▶ _What you have to do_:
All lines in the data bearing the string "time" should be identified and copied.
++++++++++++++++++++
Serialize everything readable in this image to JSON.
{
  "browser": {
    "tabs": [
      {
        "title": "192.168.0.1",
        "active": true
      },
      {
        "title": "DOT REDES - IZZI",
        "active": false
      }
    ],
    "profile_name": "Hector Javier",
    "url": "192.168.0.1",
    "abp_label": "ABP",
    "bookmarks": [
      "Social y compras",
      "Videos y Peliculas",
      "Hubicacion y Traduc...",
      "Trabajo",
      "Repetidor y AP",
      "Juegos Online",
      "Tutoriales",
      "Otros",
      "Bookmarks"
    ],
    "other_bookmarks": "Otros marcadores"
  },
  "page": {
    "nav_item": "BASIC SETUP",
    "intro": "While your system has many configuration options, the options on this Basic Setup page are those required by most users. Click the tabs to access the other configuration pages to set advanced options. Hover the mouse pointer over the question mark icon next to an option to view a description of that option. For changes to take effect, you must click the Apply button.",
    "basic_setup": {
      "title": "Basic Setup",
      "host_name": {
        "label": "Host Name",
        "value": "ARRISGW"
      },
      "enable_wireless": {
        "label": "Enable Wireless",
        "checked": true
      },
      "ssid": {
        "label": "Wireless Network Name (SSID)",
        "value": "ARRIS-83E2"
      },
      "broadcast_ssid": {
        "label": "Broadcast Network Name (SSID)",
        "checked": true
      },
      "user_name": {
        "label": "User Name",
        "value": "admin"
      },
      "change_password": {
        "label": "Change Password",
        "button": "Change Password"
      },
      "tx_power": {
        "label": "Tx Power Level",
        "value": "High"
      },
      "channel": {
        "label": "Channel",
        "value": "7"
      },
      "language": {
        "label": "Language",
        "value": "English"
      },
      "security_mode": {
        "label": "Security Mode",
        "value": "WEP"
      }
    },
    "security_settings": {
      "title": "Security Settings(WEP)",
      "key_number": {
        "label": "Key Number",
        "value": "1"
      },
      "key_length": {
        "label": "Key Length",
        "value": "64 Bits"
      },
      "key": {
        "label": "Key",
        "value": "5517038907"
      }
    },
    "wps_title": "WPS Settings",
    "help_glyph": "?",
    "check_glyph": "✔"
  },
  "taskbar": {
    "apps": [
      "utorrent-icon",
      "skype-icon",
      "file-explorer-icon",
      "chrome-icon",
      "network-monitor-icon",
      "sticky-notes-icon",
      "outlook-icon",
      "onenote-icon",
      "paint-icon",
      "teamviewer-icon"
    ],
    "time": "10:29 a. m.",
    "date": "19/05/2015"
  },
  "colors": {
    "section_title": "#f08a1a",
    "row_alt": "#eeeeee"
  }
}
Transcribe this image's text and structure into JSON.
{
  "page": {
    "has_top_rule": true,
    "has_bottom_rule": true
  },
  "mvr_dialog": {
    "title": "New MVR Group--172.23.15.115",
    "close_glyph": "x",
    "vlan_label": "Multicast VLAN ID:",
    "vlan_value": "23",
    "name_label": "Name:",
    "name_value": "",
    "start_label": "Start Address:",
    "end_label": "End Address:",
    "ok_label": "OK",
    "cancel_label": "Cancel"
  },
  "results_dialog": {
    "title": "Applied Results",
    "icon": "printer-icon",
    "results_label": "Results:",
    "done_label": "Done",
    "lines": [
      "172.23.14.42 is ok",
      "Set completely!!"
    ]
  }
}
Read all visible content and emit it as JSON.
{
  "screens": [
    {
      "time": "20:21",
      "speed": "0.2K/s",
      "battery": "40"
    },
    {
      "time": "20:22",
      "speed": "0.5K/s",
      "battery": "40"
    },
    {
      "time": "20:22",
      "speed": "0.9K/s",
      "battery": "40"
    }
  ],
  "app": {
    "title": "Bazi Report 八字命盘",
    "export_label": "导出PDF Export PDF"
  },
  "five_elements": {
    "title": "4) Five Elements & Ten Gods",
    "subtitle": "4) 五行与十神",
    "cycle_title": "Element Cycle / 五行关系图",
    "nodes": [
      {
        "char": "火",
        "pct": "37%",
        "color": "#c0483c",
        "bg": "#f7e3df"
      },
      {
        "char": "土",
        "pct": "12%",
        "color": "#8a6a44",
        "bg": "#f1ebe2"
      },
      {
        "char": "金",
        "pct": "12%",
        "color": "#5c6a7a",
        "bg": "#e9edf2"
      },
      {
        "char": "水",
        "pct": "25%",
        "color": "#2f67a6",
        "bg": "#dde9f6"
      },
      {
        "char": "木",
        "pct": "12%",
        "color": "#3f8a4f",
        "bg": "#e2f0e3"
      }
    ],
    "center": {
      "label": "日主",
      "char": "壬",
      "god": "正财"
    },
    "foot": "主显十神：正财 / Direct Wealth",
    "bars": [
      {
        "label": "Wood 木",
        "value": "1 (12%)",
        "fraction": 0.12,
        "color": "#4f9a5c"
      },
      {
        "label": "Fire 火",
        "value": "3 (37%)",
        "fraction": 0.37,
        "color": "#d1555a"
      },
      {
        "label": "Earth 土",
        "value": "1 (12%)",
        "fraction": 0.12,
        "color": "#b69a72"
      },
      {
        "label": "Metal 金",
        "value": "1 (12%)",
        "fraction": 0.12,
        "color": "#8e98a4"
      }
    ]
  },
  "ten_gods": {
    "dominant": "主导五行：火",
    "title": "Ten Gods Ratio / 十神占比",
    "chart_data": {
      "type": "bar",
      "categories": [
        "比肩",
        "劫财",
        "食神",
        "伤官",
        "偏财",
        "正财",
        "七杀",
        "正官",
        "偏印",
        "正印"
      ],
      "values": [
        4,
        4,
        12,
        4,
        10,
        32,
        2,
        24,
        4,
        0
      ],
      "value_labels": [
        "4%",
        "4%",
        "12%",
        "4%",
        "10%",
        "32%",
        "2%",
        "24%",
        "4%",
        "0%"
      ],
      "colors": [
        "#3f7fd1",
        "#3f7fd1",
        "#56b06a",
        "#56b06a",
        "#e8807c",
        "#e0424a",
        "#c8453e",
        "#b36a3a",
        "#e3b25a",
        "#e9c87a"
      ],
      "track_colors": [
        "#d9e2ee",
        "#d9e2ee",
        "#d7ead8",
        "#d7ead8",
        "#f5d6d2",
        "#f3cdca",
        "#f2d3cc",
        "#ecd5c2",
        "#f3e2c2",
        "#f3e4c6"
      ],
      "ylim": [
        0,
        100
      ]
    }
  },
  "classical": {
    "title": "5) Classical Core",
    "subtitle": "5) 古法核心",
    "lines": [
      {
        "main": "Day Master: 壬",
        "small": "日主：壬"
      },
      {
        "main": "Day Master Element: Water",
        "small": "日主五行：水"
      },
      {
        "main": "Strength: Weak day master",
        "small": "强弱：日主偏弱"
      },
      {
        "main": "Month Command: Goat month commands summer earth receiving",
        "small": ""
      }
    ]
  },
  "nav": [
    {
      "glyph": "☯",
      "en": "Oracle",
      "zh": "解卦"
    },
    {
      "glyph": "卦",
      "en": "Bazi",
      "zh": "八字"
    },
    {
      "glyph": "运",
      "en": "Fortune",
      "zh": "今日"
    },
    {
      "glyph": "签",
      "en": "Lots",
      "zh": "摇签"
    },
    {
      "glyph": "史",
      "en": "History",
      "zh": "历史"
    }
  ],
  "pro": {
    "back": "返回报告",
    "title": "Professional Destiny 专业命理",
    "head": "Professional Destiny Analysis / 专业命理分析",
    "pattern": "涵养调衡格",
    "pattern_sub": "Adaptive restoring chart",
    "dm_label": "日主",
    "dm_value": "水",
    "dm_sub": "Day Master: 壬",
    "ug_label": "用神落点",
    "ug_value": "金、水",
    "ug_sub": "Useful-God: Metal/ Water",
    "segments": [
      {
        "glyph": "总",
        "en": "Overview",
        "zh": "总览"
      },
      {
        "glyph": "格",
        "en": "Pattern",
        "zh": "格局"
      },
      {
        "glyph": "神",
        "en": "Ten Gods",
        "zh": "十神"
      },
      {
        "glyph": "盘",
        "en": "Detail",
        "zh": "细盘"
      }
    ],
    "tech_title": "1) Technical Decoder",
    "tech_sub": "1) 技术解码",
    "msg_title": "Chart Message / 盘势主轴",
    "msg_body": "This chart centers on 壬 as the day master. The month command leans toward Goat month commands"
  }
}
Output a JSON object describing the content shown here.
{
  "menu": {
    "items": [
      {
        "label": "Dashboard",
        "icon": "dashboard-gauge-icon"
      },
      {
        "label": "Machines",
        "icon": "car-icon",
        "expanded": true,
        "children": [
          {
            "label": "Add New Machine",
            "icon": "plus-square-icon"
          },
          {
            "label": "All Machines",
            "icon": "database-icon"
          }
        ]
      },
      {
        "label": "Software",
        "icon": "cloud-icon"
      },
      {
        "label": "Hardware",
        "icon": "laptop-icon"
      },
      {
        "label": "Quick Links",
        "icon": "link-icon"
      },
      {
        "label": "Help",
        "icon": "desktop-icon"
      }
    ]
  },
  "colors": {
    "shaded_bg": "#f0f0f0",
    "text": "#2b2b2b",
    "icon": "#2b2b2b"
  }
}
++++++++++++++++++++
▶ _Your solution_:
    "time": "10:29 a. m.",
      "time": "20:21",
      "time": "20:22",
      "time": "20:22",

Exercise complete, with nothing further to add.